» What the exercise asks: Pull out every line in the data that has the string "Magasin" in it.

(Records from a data source)
- - - - - - -

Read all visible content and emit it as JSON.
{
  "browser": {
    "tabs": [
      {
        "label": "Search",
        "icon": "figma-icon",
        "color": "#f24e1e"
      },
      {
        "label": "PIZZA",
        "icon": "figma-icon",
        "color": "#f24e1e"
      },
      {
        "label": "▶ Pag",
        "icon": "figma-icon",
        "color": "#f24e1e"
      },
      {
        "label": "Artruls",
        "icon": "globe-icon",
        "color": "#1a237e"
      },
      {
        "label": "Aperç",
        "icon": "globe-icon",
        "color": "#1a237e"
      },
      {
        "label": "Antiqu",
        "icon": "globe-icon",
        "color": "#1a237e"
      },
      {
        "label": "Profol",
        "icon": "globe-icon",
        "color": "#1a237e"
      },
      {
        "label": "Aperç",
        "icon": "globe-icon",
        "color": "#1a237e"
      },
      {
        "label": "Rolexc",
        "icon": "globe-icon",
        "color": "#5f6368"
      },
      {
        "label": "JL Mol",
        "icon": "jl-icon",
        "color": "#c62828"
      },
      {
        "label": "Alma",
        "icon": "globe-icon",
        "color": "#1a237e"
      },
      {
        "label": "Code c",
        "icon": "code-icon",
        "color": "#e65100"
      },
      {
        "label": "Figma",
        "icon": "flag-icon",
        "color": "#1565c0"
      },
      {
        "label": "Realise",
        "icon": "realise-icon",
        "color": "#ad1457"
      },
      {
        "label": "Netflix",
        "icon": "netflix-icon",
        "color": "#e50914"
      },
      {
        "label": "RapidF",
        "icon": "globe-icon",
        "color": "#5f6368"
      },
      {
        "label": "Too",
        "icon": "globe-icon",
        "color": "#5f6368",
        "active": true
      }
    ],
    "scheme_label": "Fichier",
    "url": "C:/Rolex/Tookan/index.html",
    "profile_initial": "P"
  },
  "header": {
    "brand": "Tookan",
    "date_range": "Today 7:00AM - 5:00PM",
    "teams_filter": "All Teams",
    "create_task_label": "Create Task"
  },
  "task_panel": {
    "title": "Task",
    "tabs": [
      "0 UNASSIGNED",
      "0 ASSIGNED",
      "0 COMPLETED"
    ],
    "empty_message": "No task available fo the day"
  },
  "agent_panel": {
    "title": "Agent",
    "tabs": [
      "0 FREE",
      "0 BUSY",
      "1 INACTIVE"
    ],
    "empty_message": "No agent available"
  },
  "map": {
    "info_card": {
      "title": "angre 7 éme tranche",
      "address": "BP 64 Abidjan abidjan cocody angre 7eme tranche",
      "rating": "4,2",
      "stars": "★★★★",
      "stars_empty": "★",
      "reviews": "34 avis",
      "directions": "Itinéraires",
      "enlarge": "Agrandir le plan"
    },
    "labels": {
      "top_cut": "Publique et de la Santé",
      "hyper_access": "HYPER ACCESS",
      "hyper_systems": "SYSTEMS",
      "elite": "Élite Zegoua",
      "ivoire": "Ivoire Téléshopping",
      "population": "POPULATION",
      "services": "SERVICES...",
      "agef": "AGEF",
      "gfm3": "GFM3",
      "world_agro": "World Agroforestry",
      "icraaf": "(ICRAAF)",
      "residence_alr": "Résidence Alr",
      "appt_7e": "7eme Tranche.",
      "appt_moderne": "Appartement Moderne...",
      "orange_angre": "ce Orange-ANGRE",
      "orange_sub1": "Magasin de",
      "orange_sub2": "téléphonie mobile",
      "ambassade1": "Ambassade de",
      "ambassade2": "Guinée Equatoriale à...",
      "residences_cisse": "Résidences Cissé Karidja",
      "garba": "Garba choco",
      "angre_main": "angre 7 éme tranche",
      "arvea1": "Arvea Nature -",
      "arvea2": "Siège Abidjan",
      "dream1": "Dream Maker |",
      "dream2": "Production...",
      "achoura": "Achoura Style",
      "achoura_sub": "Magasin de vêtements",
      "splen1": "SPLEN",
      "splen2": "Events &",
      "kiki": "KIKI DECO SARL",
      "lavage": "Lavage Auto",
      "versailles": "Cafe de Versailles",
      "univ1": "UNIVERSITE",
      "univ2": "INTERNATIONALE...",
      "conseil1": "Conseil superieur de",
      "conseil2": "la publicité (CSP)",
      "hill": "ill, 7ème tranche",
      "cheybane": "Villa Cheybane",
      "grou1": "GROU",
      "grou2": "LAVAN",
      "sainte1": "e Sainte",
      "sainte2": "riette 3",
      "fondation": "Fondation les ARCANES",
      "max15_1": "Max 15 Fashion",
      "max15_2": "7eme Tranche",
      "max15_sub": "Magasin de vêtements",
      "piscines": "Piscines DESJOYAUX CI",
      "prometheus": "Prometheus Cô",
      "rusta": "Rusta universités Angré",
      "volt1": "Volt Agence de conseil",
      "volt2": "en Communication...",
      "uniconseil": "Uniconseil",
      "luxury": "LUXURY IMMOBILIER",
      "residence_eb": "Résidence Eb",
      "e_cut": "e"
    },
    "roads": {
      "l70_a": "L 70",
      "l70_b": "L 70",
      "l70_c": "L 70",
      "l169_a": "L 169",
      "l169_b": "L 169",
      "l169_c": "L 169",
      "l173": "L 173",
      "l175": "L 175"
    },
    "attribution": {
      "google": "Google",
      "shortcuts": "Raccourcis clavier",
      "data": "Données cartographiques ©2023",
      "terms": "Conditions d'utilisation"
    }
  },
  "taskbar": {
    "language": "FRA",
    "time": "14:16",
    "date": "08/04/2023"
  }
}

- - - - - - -

» Expected output:
      "orange_sub1": "Magasin de",
      "achoura_sub": "Magasin de vêtements",
      "max15_sub": "Magasin de vêtements",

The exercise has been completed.